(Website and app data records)
========
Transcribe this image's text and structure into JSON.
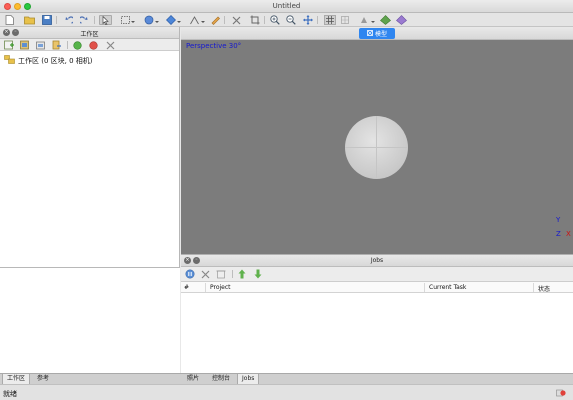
{
  "window": {
    "title": "Untitled"
  },
  "workspace": {
    "title": "工作区",
    "tree_item": "工作区 (0 区块, 0 相机)"
  },
  "viewport": {
    "tab_label": "模型",
    "perspective_label": "Perspective 30°",
    "axis_labels": {
      "y": "Y",
      "z": "Z",
      "x": "X"
    }
  },
  "jobs": {
    "title": "Jobs",
    "columns": [
      "#",
      "Project",
      "Current Task",
      "状态"
    ]
  },
  "bottom_tabs_left": [
    "工作区",
    "参考"
  ],
  "bottom_tabs_right": [
    "照片",
    "控制台",
    "Jobs"
  ],
  "status": {
    "text": "就绪"
  },
  "colors": {
    "accent": "#2f86f0",
    "viewport_bg": "#7c7c7c",
    "label_blue": "#1518d0"
  },
  "icons": {
    "main_toolbar": [
      "new-file-icon",
      "open-folder-icon",
      "save-icon",
      "undo-icon",
      "redo-icon",
      "pointer-icon",
      "rect-select-icon",
      "navigation-icon",
      "region-icon",
      "ruler-icon",
      "eraser-icon",
      "delete-icon",
      "crop-icon",
      "zoom-in-icon",
      "zoom-out-icon",
      "move-icon",
      "grid-icon",
      "tiles-icon",
      "view-mode-icon",
      "solid-icon",
      "texture-icon"
    ],
    "workspace_toolbar": [
      "add-chunk-icon",
      "add-photos-icon",
      "add-folder-icon",
      "import-icon",
      "enable-icon",
      "disable-icon",
      "remove-icon"
    ],
    "jobs_toolbar": [
      "pause-icon",
      "cancel-icon",
      "delete-job-icon",
      "move-up-icon",
      "move-down-icon"
    ]
  }
}
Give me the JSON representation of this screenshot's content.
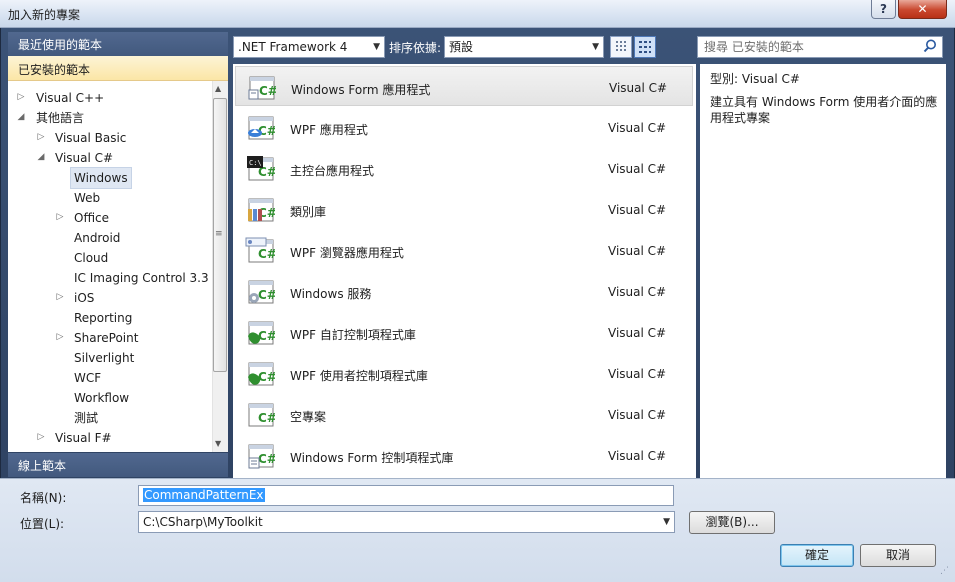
{
  "window": {
    "title": "加入新的專案",
    "help_label": "?",
    "close_label": "✕"
  },
  "left": {
    "recent_label": "最近使用的範本",
    "installed_label": "已安裝的範本",
    "online_label": "線上範本",
    "tree": [
      {
        "label": "Visual C++",
        "arrow": "▷"
      },
      {
        "label": "其他語言",
        "arrow": "◢"
      },
      {
        "label": "Visual Basic",
        "arrow": "▷"
      },
      {
        "label": "Visual C#",
        "arrow": "◢"
      },
      {
        "label": "Windows",
        "arrow": ""
      },
      {
        "label": "Web",
        "arrow": ""
      },
      {
        "label": "Office",
        "arrow": "▷"
      },
      {
        "label": "Android",
        "arrow": ""
      },
      {
        "label": "Cloud",
        "arrow": ""
      },
      {
        "label": "IC Imaging Control 3.3",
        "arrow": ""
      },
      {
        "label": "iOS",
        "arrow": "▷"
      },
      {
        "label": "Reporting",
        "arrow": ""
      },
      {
        "label": "SharePoint",
        "arrow": "▷"
      },
      {
        "label": "Silverlight",
        "arrow": ""
      },
      {
        "label": "WCF",
        "arrow": ""
      },
      {
        "label": "Workflow",
        "arrow": ""
      },
      {
        "label": "測試",
        "arrow": ""
      },
      {
        "label": "Visual F#",
        "arrow": "▷"
      }
    ]
  },
  "toolbar": {
    "framework": ".NET Framework 4",
    "sort_label": "排序依據:",
    "sort_value": "預設",
    "search_placeholder": "搜尋 已安裝的範本"
  },
  "templates": [
    {
      "name": "Windows Form 應用程式",
      "lang": "Visual C#",
      "icon": "winform-app-icon"
    },
    {
      "name": "WPF 應用程式",
      "lang": "Visual C#",
      "icon": "wpf-app-icon"
    },
    {
      "name": "主控台應用程式",
      "lang": "Visual C#",
      "icon": "console-app-icon"
    },
    {
      "name": "類別庫",
      "lang": "Visual C#",
      "icon": "class-library-icon"
    },
    {
      "name": "WPF 瀏覽器應用程式",
      "lang": "Visual C#",
      "icon": "wpf-browser-app-icon"
    },
    {
      "name": "Windows 服務",
      "lang": "Visual C#",
      "icon": "windows-service-icon"
    },
    {
      "name": "WPF 自訂控制項程式庫",
      "lang": "Visual C#",
      "icon": "wpf-custom-control-icon"
    },
    {
      "name": "WPF 使用者控制項程式庫",
      "lang": "Visual C#",
      "icon": "wpf-user-control-icon"
    },
    {
      "name": "空專案",
      "lang": "Visual C#",
      "icon": "empty-project-icon"
    },
    {
      "name": "Windows Form 控制項程式庫",
      "lang": "Visual C#",
      "icon": "winform-control-library-icon"
    }
  ],
  "details": {
    "type_label": "型別:  Visual C#",
    "description": "建立具有 Windows Form 使用者介面的應用程式專案"
  },
  "form": {
    "name_label": "名稱(N):",
    "name_value": "CommandPatternEx",
    "location_label": "位置(L):",
    "location_value": "C:\\CSharp\\MyToolkit",
    "browse_label": "瀏覽(B)...",
    "ok_label": "確定",
    "cancel_label": "取消"
  },
  "colors": {
    "accent_green": "#2f8f2f",
    "selection_yellow": "#fbe6a6",
    "header_blue": "#42597e"
  }
}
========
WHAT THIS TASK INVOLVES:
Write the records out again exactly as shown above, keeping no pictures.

YOUR RESPONSE:
Transcribe this image's text and structure into JSON.
{
  "window": {
    "title": "Untitled"
  },
  "workspace": {
    "title": "工作区",
    "tree_item": "工作区 (0 区块, 0 相机)"
  },
  "viewport": {
    "tab_label": "模型",
    "perspective_label": "Perspective 30°",
    "axis_labels": {
      "y": "Y",
      "z": "Z",
      "x": "X"
    }
  },
  "jobs": {
    "title": "Jobs",
    "columns": [
      "#",
      "Project",
      "Current Task",
      "状态"
    ]
  },
  "bottom_tabs_left": [
    "工作区",
    "参考"
  ],
  "bottom_tabs_right": [
    "照片",
    "控制台",
    "Jobs"
  ],
  "status": {
    "text": "就绪"
  },
  "colors": {
    "accent": "#2f86f0",
    "viewport_bg": "#7c7c7c",
    "label_blue": "#1518d0"
  },
  "icons": {
    "main_toolbar": [
      "new-file-icon",
      "open-folder-icon",
      "save-icon",
      "undo-icon",
      "redo-icon",
      "pointer-icon",
      "rect-select-icon",
      "navigation-icon",
      "region-icon",
      "ruler-icon",
      "eraser-icon",
      "delete-icon",
      "crop-icon",
      "zoom-in-icon",
      "zoom-out-icon",
      "move-icon",
      "grid-icon",
      "tiles-icon",
      "view-mode-icon",
      "solid-icon",
      "texture-icon"
    ],
    "workspace_toolbar": [
      "add-chunk-icon",
      "add-photos-icon",
      "add-folder-icon",
      "import-icon",
      "enable-icon",
      "disable-icon",
      "remove-icon"
    ],
    "jobs_toolbar": [
      "pause-icon",
      "cancel-icon",
      "delete-job-icon",
      "move-up-icon",
      "move-down-icon"
    ]
  }
}
Give me the JSON representation of this screenshot's content.
{
  "window": {
    "title": "加入新的專案",
    "help_label": "?",
    "close_label": "✕"
  },
  "left": {
    "recent_label": "最近使用的範本",
    "installed_label": "已安裝的範本",
    "online_label": "線上範本",
    "tree": [
      {
        "label": "Visual C++",
        "arrow": "▷"
      },
      {
        "label": "其他語言",
        "arrow": "◢"
      },
      {
        "label": "Visual Basic",
        "arrow": "▷"
      },
      {
        "label": "Visual C#",
        "arrow": "◢"
      },
      {
        "label": "Windows",
        "arrow": ""
      },
      {
        "label": "Web",
        "arrow": ""
      },
      {
        "label": "Office",
        "arrow": "▷"
      },
      {
        "label": "Android",
        "arrow": ""
      },
      {
        "label": "Cloud",
        "arrow": ""
      },
      {
        "label": "IC Imaging Control 3.3",
        "arrow": ""
      },
      {
        "label": "iOS",
        "arrow": "▷"
      },
      {
        "label": "Reporting",
        "arrow": ""
      },
      {
        "label": "SharePoint",
        "arrow": "▷"
      },
      {
        "label": "Silverlight",
        "arrow": ""
      },
      {
        "label": "WCF",
        "arrow": ""
      },
      {
        "label": "Workflow",
        "arrow": ""
      },
      {
        "label": "測試",
        "arrow": ""
      },
      {
        "label": "Visual F#",
        "arrow": "▷"
      }
    ]
  },
  "toolbar": {
    "framework": ".NET Framework 4",
    "sort_label": "排序依據:",
    "sort_value": "預設",
    "search_placeholder": "搜尋 已安裝的範本"
  },
  "templates": [
    {
      "name": "Windows Form 應用程式",
      "lang": "Visual C#",
      "icon": "winform-app-icon"
    },
    {
      "name": "WPF 應用程式",
      "lang": "Visual C#",
      "icon": "wpf-app-icon"
    },
    {
      "name": "主控台應用程式",
      "lang": "Visual C#",
      "icon": "console-app-icon"
    },
    {
      "name": "類別庫",
      "lang": "Visual C#",
      "icon": "class-library-icon"
    },
    {
      "name": "WPF 瀏覽器應用程式",
      "lang": "Visual C#",
      "icon": "wpf-browser-app-icon"
    },
    {
      "name": "Windows 服務",
      "lang": "Visual C#",
      "icon": "windows-service-icon"
    },
    {
      "name": "WPF 自訂控制項程式庫",
      "lang": "Visual C#",
      "icon": "wpf-custom-control-icon"
    },
    {
      "name": "WPF 使用者控制項程式庫",
      "lang": "Visual C#",
      "icon": "wpf-user-control-icon"
    },
    {
      "name": "空專案",
      "lang": "Visual C#",
      "icon": "empty-project-icon"
    },
    {
      "name": "Windows Form 控制項程式庫",
      "lang": "Visual C#",
      "icon": "winform-control-library-icon"
    }
  ],
  "details": {
    "type_label": "型別:  Visual C#",
    "description": "建立具有 Windows Form 使用者介面的應用程式專案"
  },
  "form": {
    "name_label": "名稱(N):",
    "name_value": "CommandPatternEx",
    "location_label": "位置(L):",
    "location_value": "C:\\CSharp\\MyToolkit",
    "browse_label": "瀏覽(B)...",
    "ok_label": "確定",
    "cancel_label": "取消"
  },
  "colors": {
    "accent_green": "#2f8f2f",
    "selection_yellow": "#fbe6a6",
    "header_blue": "#42597e"
  }
}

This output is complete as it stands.